This component provides a highly flexible security framework It is based on code from the Turbine framework, but has been expanded and can be used in any container compatible with the Avalon framework.

  • Allow pluggability via Avalon components of various entities.
  • Explicit Model interface allows generic entities to be glued together in a custom model very quickly.
  • Provide adapters to various other security systems
  • Solve most common problems in dealing with security
  • Not enforce assumptions about how a security framework should be setup.


Basic Model Dynamic Model Turbine Model
User Group User Group Role Permission Delegates User Group Role Permission UserGroupRole
Memory X X X X X X X X X X X X
Hibernate X X X X X X X X X X X X
Torque X X X X X X X X X X X X

Common Security Implementations

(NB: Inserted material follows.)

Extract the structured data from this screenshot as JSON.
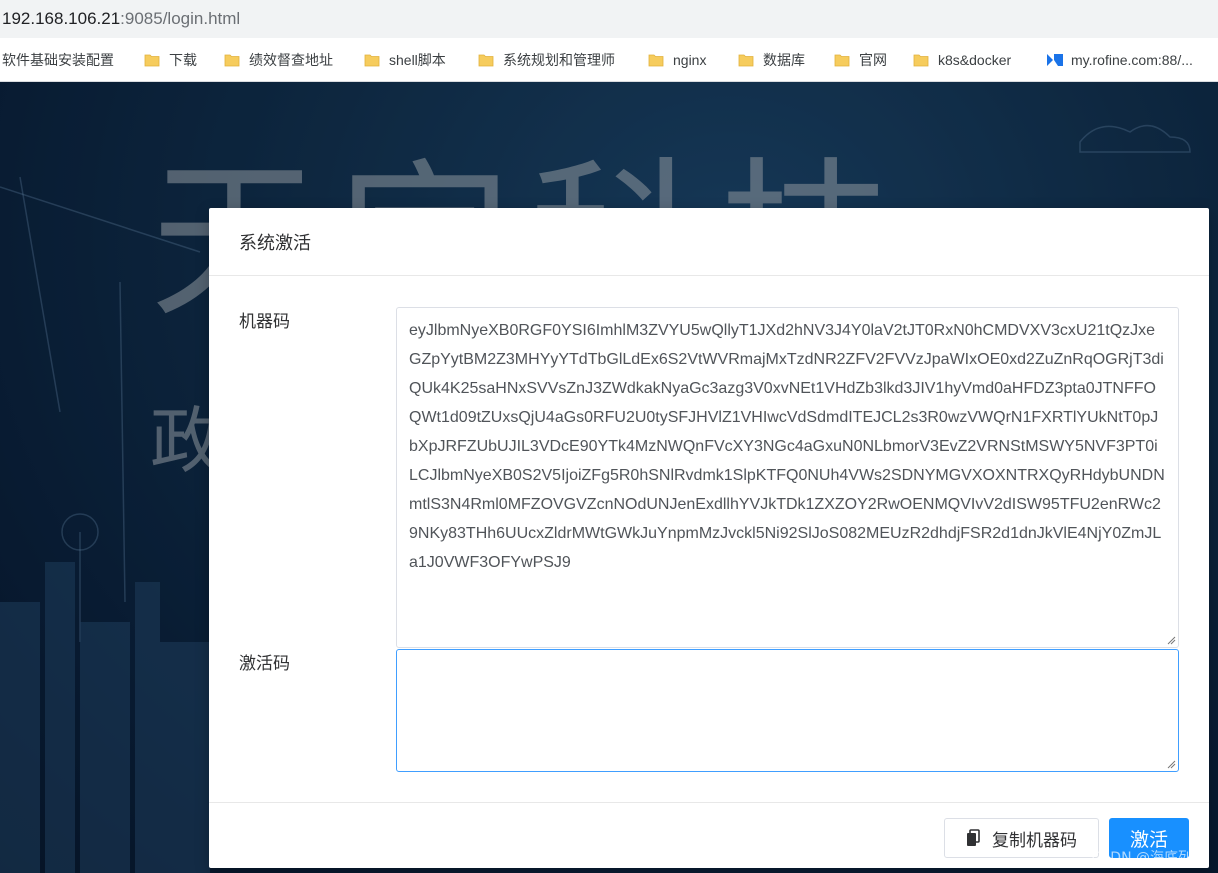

The two most common models for security are embodied in the "Basic" and "Dynamic" models. A third model, "Turbine", demonstrates customizing the "Dynamic" model by adding a concept of a global group.


For lack of a better name, this one is called Dynamic because you can configure all the relationships. In it, you have a set of permissions that are related in a many to many relation ship with a set or roles. Those roles are related in a many to many relationship with a set of groups. A user is in a many to many relationship with a set of groups.

The memory, hibernate and torque packages currently implement this security model.


This model is based on what the Turbine application server uses, and leverages the Dynamic model. It merely adds the concept of a "global group" which is a toplevel group to the Dynamic model. However, what makes this different is that instead of roles being related just to groups, there instead is a many to many relationship between users and groups and roles. So you pick a user, pick their role, and their group, and that is their permissions.

The memory, hibernate and torque packages currently implement this security model.


This model is very simple and was originally inspired by OSUser's security model. In it, you have users, and groups, and security is based on a user belonging to a group. Users can belong to multiple groups. So groups become the equivalent of roles/permissions.

The memory, nt torque and hibernate packages currently implement this security model.



Usage of InMemory components

The InMemory components implement the Basic model. All data is strictly in memory, and is not persisted. Therefore when your application stops, all values are lost. However, this is very useful in unit testing and prototyping using the Security component. Notice how role, user, group, and permission managers are all Avalon components as well? This allows you to swap one component out for another. Say you wanted to provide your own group manager that checked that a group existed in NT. You could swap out the MemoryGroupManager implementation for a NTGroupManager, assuming you kept the API the same.


This uses the integrated role and component config XML. Check the /src/test directory for the most uptodate examples of the configuration files used in unit testing!








In org.apache.fulcrum.security.adapter.turbine is an implementation of the Turbine Security Service. This is designed to allow you to run the Fulcrum Security Service, but have Turbine 2.3's be able to query, through the adapter the Fulcrum Security service.


In org.apache.fulcrum.security.adapter.osuser is an implementation of the various *Provider classes required by OSUser. In order to have OSUser load up these classes, you must add this to your ouser.xml configuration file.

    <!-- Fulcrum providers -->
    <provider class="org.apache.fulcrum.security.adapter.osuser.FulcrumAccessProvider"/>
    <provider class="org.apache.fulcrum.security.adapter.osuser.FulcrumCredentialsProvider"/>
  <!-- don't have a propertyset provider, so just return a memory one. -->
    <provider class="com.opensymphony.user.provider.memory.MemoryProfileProvider" />

When using the FulcrumAccessProvider and FulcrumCredentialsProvider, you must first pass into them the Fulcrum SecurityService class. They both inherit from BaseFulcrumProvider, so you can just do BaseFulcrumProvider.setSecurityService(securityService) before OSUser calls them for the first time.

Implementation Details


With the Hibernate SPI, you can just subclass the BasicUserImpl/DynamicUserImpl class, or implement the User interface, provide your own mapping .hbm file and then any additional user properties will be persisted! Very easy customization for your environment!


The Torque SPI provides three different schema mappings for the different security models (in the schema directory). You can easily adjust these to your needs. If adjustments are needed, set up the project.properties file according to your database environment (see the Torque Maven Plugin Documentation for reference) and use Maven to generate the Torque-OM-classes and to re-built the JAR.

The component configuration must refer to the correct Torque-OM-classes as in the following example for the Dynamic model:



As a default, the Torque Security Service uses fulcrum as the name of the connection pool for the tables used. This should be considered in the Torque configuration when the service is deployed.


If you use the BasicModel with the NT implementation, you have a wholly NT based authentication scheme! The groups map onto NT groups, while the users are authenticated against NT as well. This does require you to ask your users for their NT username and password however, we don't have NTLM working as yet.